By ship to South America, 1919
In Ross’s narration of a postwar Atlantic crossing, the ship serves as metaphor for Germany’s compromised global agency.
Ross opens his South America book with a description of scenes of life on the ship during the trans-Atlantic journey, particularly the hardships faced by the German passengers. “Below in the steerage, men, women, and children are crammed in almost body to body. From the cabin deck, it’s like looking into an anthill. Blond heads, German faces, German sounds. The rear steerage is almost completely occupied by Germans. Amongst them are many who would have traveled first class before the war”. While the current French and Belgian first-class passengers enjoy champagne and dancing, the steerage passengers are forced below deck. “In the humid, baking heat hundreds of men and women lie here bathed in sweat, stacked onto scaffolding, stacked alongside and over each other. A fanatical hope for a better future allows them to tolerate almost anything”.

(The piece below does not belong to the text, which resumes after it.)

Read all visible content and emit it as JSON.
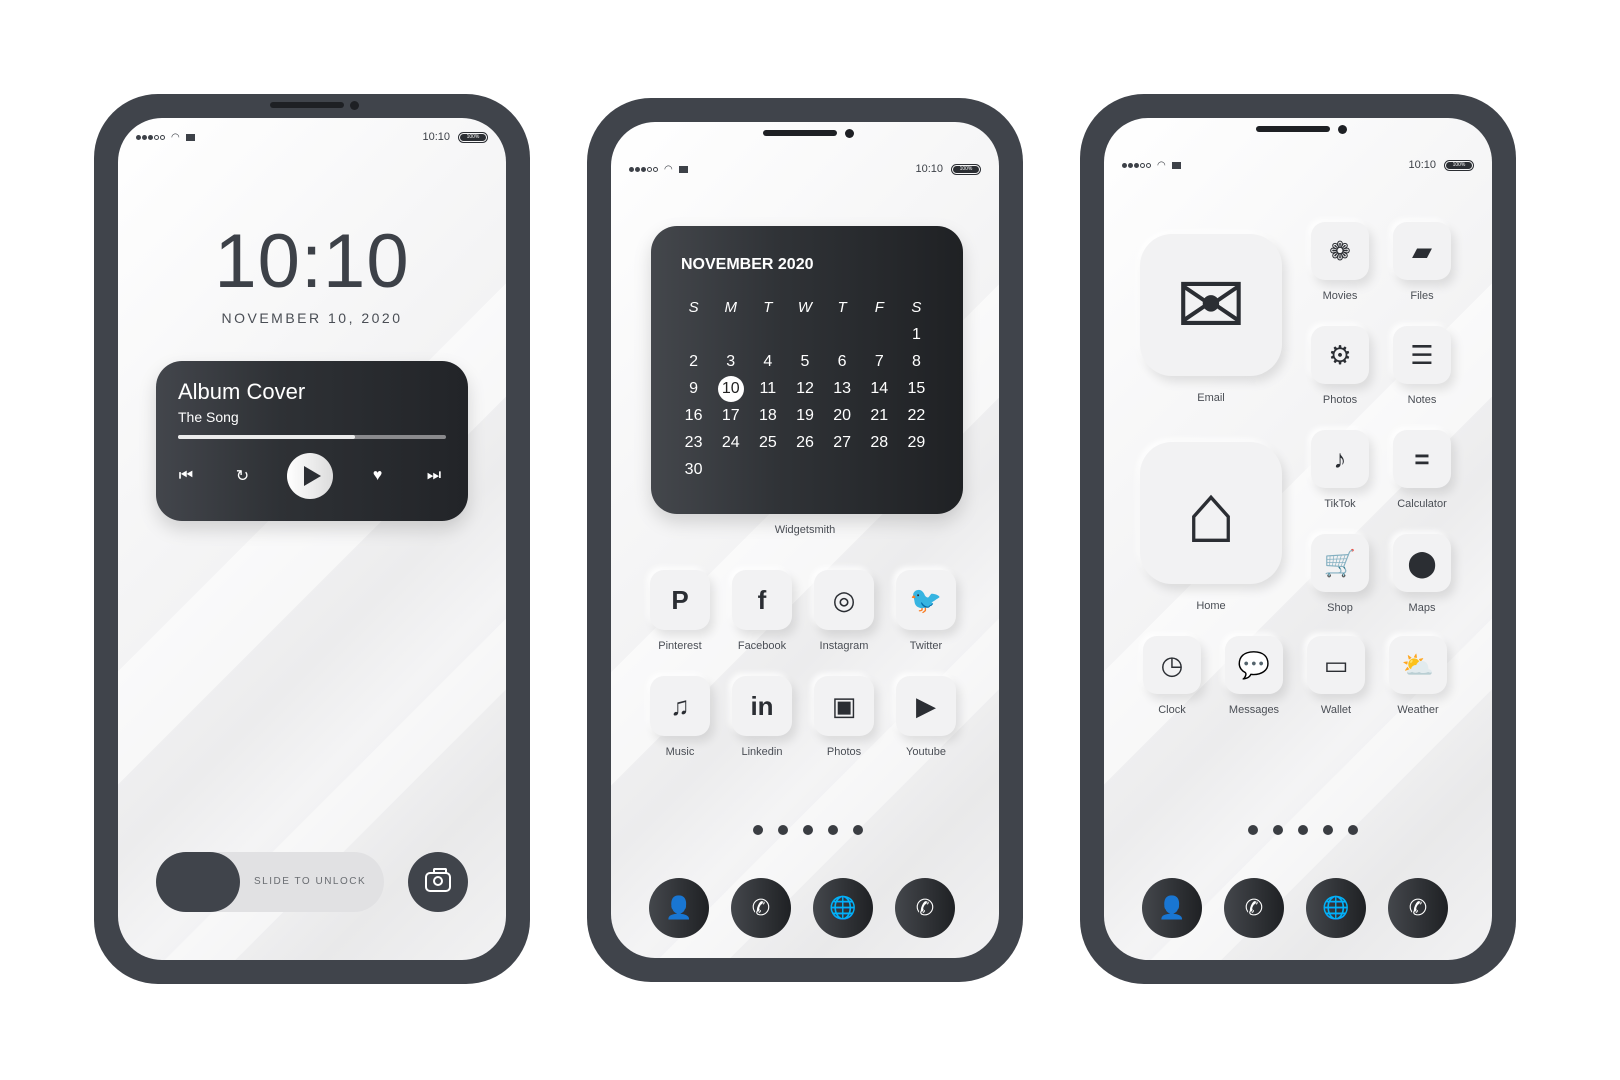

Colin Ross. Deutsche Auswanderer im Atlantik. In: Südamerika, die aufsteigende Welt. 1. Aufl. Leipzig: F.A. Brockhaus; 1922; 15-20.